§ **App and web page records**

Segment Open

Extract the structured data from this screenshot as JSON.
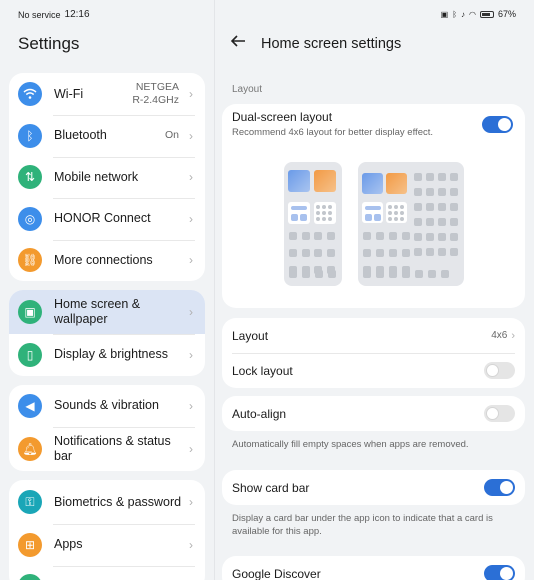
{
  "status_bar": {
    "carrier": "No service",
    "time": "12:16",
    "battery": "67%"
  },
  "left": {
    "title": "Settings",
    "groups": [
      [
        {
          "label": "Wi-Fi",
          "value": "NETGEA\nR-2.4GHz",
          "color": "#3d8eea",
          "icon": "wifi-icon"
        },
        {
          "label": "Bluetooth",
          "value": "On",
          "color": "#3d8eea",
          "icon": "bluetooth-icon"
        },
        {
          "label": "Mobile network",
          "value": "",
          "color": "#2fb27a",
          "icon": "signal-icon"
        },
        {
          "label": "HONOR Connect",
          "value": "",
          "color": "#3d8eea",
          "icon": "connect-icon"
        },
        {
          "label": "More connections",
          "value": "",
          "color": "#f39a2e",
          "icon": "link-icon"
        }
      ],
      [
        {
          "label": "Home screen & wallpaper",
          "value": "",
          "color": "#2fb27a",
          "icon": "image-icon",
          "selected": true
        },
        {
          "label": "Display & brightness",
          "value": "",
          "color": "#2fb27a",
          "icon": "phone-icon"
        }
      ],
      [
        {
          "label": "Sounds & vibration",
          "value": "",
          "color": "#3d8eea",
          "icon": "speaker-icon"
        },
        {
          "label": "Notifications & status bar",
          "value": "",
          "color": "#f39a2e",
          "icon": "bell-icon"
        }
      ],
      [
        {
          "label": "Biometrics & password",
          "value": "",
          "color": "#1aa6b7",
          "icon": "key-icon"
        },
        {
          "label": "Apps",
          "value": "",
          "color": "#f39a2e",
          "icon": "apps-icon"
        }
      ]
    ]
  },
  "right": {
    "title": "Home screen settings",
    "section": "Layout",
    "dual_title": "Dual-screen layout",
    "dual_desc": "Recommend 4x6 layout for better display effect.",
    "layout_label": "Layout",
    "layout_value": "4x6",
    "lock_label": "Lock layout",
    "auto_label": "Auto-align",
    "auto_note": "Automatically fill empty spaces when apps are removed.",
    "card_label": "Show card bar",
    "card_note": "Display a card bar under the app icon to indicate that a card is available for this app.",
    "discover_label": "Google Discover"
  },
  "colors": {
    "accent": "#2b6fd6",
    "selected_bg": "#dbe4f4"
  }
}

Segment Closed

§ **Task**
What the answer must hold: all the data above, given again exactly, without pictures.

§ **Solution to this task**
Extract the structured data from this screenshot as JSON.
{
  "status_bar": {
    "carrier": "No service",
    "time": "12:16",
    "battery": "67%"
  },
  "left": {
    "title": "Settings",
    "groups": [
      [
        {
          "label": "Wi-Fi",
          "value": "NETGEA\nR-2.4GHz",
          "color": "#3d8eea",
          "icon": "wifi-icon"
        },
        {
          "label": "Bluetooth",
          "value": "On",
          "color": "#3d8eea",
          "icon": "bluetooth-icon"
        },
        {
          "label": "Mobile network",
          "value": "",
          "color": "#2fb27a",
          "icon": "signal-icon"
        },
        {
          "label": "HONOR Connect",
          "value": "",
          "color": "#3d8eea",
          "icon": "connect-icon"
        },
        {
          "label": "More connections",
          "value": "",
          "color": "#f39a2e",
          "icon": "link-icon"
        }
      ],
      [
        {
          "label": "Home screen & wallpaper",
          "value": "",
          "color": "#2fb27a",
          "icon": "image-icon",
          "selected": true
        },
        {
          "label": "Display & brightness",
          "value": "",
          "color": "#2fb27a",
          "icon": "phone-icon"
        }
      ],
      [
        {
          "label": "Sounds & vibration",
          "value": "",
          "color": "#3d8eea",
          "icon": "speaker-icon"
        },
        {
          "label": "Notifications & status bar",
          "value": "",
          "color": "#f39a2e",
          "icon": "bell-icon"
        }
      ],
      [
        {
          "label": "Biometrics & password",
          "value": "",
          "color": "#1aa6b7",
          "icon": "key-icon"
        },
        {
          "label": "Apps",
          "value": "",
          "color": "#f39a2e",
          "icon": "apps-icon"
        }
      ]
    ]
  },
  "right": {
    "title": "Home screen settings",
    "section": "Layout",
    "dual_title": "Dual-screen layout",
    "dual_desc": "Recommend 4x6 layout for better display effect.",
    "layout_label": "Layout",
    "layout_value": "4x6",
    "lock_label": "Lock layout",
    "auto_label": "Auto-align",
    "auto_note": "Automatically fill empty spaces when apps are removed.",
    "card_label": "Show card bar",
    "card_note": "Display a card bar under the app icon to indicate that a card is available for this app.",
    "discover_label": "Google Discover"
  },
  "colors": {
    "accent": "#2b6fd6",
    "selected_bg": "#dbe4f4"
  }
}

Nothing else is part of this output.